═══ RECORDED INFORMATION
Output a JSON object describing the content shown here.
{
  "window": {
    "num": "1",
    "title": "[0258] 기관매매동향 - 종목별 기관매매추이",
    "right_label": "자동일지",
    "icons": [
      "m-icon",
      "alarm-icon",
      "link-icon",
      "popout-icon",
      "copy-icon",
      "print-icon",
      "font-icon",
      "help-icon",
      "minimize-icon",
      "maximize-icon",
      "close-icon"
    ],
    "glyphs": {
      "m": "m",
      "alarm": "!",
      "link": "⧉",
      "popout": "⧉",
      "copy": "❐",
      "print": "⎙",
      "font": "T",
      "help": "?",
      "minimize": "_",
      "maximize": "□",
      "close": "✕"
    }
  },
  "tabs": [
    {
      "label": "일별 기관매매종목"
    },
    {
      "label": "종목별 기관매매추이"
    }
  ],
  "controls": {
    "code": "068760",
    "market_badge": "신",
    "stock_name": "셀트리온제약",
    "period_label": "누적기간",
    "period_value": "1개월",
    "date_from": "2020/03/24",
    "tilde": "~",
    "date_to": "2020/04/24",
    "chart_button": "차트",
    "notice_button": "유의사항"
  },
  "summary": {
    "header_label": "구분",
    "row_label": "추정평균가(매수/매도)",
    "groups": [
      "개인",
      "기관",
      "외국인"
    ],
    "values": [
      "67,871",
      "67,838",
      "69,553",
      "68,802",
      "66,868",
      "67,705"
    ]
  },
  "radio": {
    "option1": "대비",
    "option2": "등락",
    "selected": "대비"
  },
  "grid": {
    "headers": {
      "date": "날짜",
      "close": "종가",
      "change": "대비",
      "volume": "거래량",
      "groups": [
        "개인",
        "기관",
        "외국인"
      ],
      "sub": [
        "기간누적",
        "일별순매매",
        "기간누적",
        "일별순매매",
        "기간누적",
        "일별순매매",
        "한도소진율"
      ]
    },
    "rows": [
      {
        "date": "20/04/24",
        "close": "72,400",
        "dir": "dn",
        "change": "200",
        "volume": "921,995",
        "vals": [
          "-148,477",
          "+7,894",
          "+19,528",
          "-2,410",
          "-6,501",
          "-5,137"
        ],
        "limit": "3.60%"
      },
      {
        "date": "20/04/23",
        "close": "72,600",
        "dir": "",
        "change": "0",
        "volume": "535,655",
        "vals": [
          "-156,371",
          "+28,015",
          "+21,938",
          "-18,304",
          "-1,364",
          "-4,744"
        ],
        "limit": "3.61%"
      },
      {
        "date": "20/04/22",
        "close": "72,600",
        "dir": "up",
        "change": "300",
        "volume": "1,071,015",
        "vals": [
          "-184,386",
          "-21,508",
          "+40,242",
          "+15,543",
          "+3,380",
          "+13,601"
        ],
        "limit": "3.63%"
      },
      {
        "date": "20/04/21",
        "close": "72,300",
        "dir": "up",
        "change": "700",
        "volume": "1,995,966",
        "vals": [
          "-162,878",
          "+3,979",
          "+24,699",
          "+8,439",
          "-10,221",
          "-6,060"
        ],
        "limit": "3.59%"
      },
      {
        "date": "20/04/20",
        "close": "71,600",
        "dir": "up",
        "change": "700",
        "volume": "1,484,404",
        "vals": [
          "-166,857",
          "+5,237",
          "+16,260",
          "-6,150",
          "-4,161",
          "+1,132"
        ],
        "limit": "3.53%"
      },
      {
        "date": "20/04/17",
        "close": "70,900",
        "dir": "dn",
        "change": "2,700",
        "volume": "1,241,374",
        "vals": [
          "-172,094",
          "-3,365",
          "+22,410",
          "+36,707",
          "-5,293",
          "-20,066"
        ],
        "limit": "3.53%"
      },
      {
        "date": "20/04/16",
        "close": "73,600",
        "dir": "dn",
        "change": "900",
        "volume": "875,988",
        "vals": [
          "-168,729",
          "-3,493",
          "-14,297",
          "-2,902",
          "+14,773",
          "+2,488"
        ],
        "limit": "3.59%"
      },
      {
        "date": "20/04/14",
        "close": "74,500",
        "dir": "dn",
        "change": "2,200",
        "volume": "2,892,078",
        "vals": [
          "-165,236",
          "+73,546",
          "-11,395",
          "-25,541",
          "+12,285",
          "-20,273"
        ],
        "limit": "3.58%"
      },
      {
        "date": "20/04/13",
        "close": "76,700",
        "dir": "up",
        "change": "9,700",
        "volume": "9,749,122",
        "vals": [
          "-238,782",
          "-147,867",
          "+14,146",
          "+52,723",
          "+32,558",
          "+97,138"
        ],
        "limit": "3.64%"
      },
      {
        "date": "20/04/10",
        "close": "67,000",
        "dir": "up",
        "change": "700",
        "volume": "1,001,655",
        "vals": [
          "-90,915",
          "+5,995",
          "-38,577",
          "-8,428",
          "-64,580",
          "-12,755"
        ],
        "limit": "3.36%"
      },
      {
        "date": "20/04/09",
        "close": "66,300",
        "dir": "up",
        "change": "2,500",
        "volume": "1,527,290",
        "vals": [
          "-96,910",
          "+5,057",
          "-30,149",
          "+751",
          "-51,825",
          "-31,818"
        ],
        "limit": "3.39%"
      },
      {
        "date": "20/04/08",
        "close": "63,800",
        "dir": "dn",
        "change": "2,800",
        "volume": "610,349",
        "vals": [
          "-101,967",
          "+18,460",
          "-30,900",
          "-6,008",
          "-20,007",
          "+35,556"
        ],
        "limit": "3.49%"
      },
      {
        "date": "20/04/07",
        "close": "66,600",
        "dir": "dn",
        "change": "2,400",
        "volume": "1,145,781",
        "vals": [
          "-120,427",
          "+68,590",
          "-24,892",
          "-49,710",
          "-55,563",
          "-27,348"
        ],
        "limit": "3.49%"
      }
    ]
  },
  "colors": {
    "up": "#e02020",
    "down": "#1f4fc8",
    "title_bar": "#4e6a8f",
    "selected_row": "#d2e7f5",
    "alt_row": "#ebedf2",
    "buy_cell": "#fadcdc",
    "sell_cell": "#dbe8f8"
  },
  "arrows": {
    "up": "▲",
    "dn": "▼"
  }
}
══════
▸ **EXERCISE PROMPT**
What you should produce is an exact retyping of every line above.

▸ **ANSWER TO THIS PROBLEM**
Output a JSON object describing the content shown here.
{
  "window": {
    "num": "1",
    "title": "[0258] 기관매매동향 - 종목별 기관매매추이",
    "right_label": "자동일지",
    "icons": [
      "m-icon",
      "alarm-icon",
      "link-icon",
      "popout-icon",
      "copy-icon",
      "print-icon",
      "font-icon",
      "help-icon",
      "minimize-icon",
      "maximize-icon",
      "close-icon"
    ],
    "glyphs": {
      "m": "m",
      "alarm": "!",
      "link": "⧉",
      "popout": "⧉",
      "copy": "❐",
      "print": "⎙",
      "font": "T",
      "help": "?",
      "minimize": "_",
      "maximize": "□",
      "close": "✕"
    }
  },
  "tabs": [
    {
      "label": "일별 기관매매종목"
    },
    {
      "label": "종목별 기관매매추이"
    }
  ],
  "controls": {
    "code": "068760",
    "market_badge": "신",
    "stock_name": "셀트리온제약",
    "period_label": "누적기간",
    "period_value": "1개월",
    "date_from": "2020/03/24",
    "tilde": "~",
    "date_to": "2020/04/24",
    "chart_button": "차트",
    "notice_button": "유의사항"
  },
  "summary": {
    "header_label": "구분",
    "row_label": "추정평균가(매수/매도)",
    "groups": [
      "개인",
      "기관",
      "외국인"
    ],
    "values": [
      "67,871",
      "67,838",
      "69,553",
      "68,802",
      "66,868",
      "67,705"
    ]
  },
  "radio": {
    "option1": "대비",
    "option2": "등락",
    "selected": "대비"
  },
  "grid": {
    "headers": {
      "date": "날짜",
      "close": "종가",
      "change": "대비",
      "volume": "거래량",
      "groups": [
        "개인",
        "기관",
        "외국인"
      ],
      "sub": [
        "기간누적",
        "일별순매매",
        "기간누적",
        "일별순매매",
        "기간누적",
        "일별순매매",
        "한도소진율"
      ]
    },
    "rows": [
      {
        "date": "20/04/24",
        "close": "72,400",
        "dir": "dn",
        "change": "200",
        "volume": "921,995",
        "vals": [
          "-148,477",
          "+7,894",
          "+19,528",
          "-2,410",
          "-6,501",
          "-5,137"
        ],
        "limit": "3.60%"
      },
      {
        "date": "20/04/23",
        "close": "72,600",
        "dir": "",
        "change": "0",
        "volume": "535,655",
        "vals": [
          "-156,371",
          "+28,015",
          "+21,938",
          "-18,304",
          "-1,364",
          "-4,744"
        ],
        "limit": "3.61%"
      },
      {
        "date": "20/04/22",
        "close": "72,600",
        "dir": "up",
        "change": "300",
        "volume": "1,071,015",
        "vals": [
          "-184,386",
          "-21,508",
          "+40,242",
          "+15,543",
          "+3,380",
          "+13,601"
        ],
        "limit": "3.63%"
      },
      {
        "date": "20/04/21",
        "close": "72,300",
        "dir": "up",
        "change": "700",
        "volume": "1,995,966",
        "vals": [
          "-162,878",
          "+3,979",
          "+24,699",
          "+8,439",
          "-10,221",
          "-6,060"
        ],
        "limit": "3.59%"
      },
      {
        "date": "20/04/20",
        "close": "71,600",
        "dir": "up",
        "change": "700",
        "volume": "1,484,404",
        "vals": [
          "-166,857",
          "+5,237",
          "+16,260",
          "-6,150",
          "-4,161",
          "+1,132"
        ],
        "limit": "3.53%"
      },
      {
        "date": "20/04/17",
        "close": "70,900",
        "dir": "dn",
        "change": "2,700",
        "volume": "1,241,374",
        "vals": [
          "-172,094",
          "-3,365",
          "+22,410",
          "+36,707",
          "-5,293",
          "-20,066"
        ],
        "limit": "3.53%"
      },
      {
        "date": "20/04/16",
        "close": "73,600",
        "dir": "dn",
        "change": "900",
        "volume": "875,988",
        "vals": [
          "-168,729",
          "-3,493",
          "-14,297",
          "-2,902",
          "+14,773",
          "+2,488"
        ],
        "limit": "3.59%"
      },
      {
        "date": "20/04/14",
        "close": "74,500",
        "dir": "dn",
        "change": "2,200",
        "volume": "2,892,078",
        "vals": [
          "-165,236",
          "+73,546",
          "-11,395",
          "-25,541",
          "+12,285",
          "-20,273"
        ],
        "limit": "3.58%"
      },
      {
        "date": "20/04/13",
        "close": "76,700",
        "dir": "up",
        "change": "9,700",
        "volume": "9,749,122",
        "vals": [
          "-238,782",
          "-147,867",
          "+14,146",
          "+52,723",
          "+32,558",
          "+97,138"
        ],
        "limit": "3.64%"
      },
      {
        "date": "20/04/10",
        "close": "67,000",
        "dir": "up",
        "change": "700",
        "volume": "1,001,655",
        "vals": [
          "-90,915",
          "+5,995",
          "-38,577",
          "-8,428",
          "-64,580",
          "-12,755"
        ],
        "limit": "3.36%"
      },
      {
        "date": "20/04/09",
        "close": "66,300",
        "dir": "up",
        "change": "2,500",
        "volume": "1,527,290",
        "vals": [
          "-96,910",
          "+5,057",
          "-30,149",
          "+751",
          "-51,825",
          "-31,818"
        ],
        "limit": "3.39%"
      },
      {
        "date": "20/04/08",
        "close": "63,800",
        "dir": "dn",
        "change": "2,800",
        "volume": "610,349",
        "vals": [
          "-101,967",
          "+18,460",
          "-30,900",
          "-6,008",
          "-20,007",
          "+35,556"
        ],
        "limit": "3.49%"
      },
      {
        "date": "20/04/07",
        "close": "66,600",
        "dir": "dn",
        "change": "2,400",
        "volume": "1,145,781",
        "vals": [
          "-120,427",
          "+68,590",
          "-24,892",
          "-49,710",
          "-55,563",
          "-27,348"
        ],
        "limit": "3.49%"
      }
    ]
  },
  "colors": {
    "up": "#e02020",
    "down": "#1f4fc8",
    "title_bar": "#4e6a8f",
    "selected_row": "#d2e7f5",
    "alt_row": "#ebedf2",
    "buy_cell": "#fadcdc",
    "sell_cell": "#dbe8f8"
  },
  "arrows": {
    "up": "▲",
    "dn": "▼"
  }
}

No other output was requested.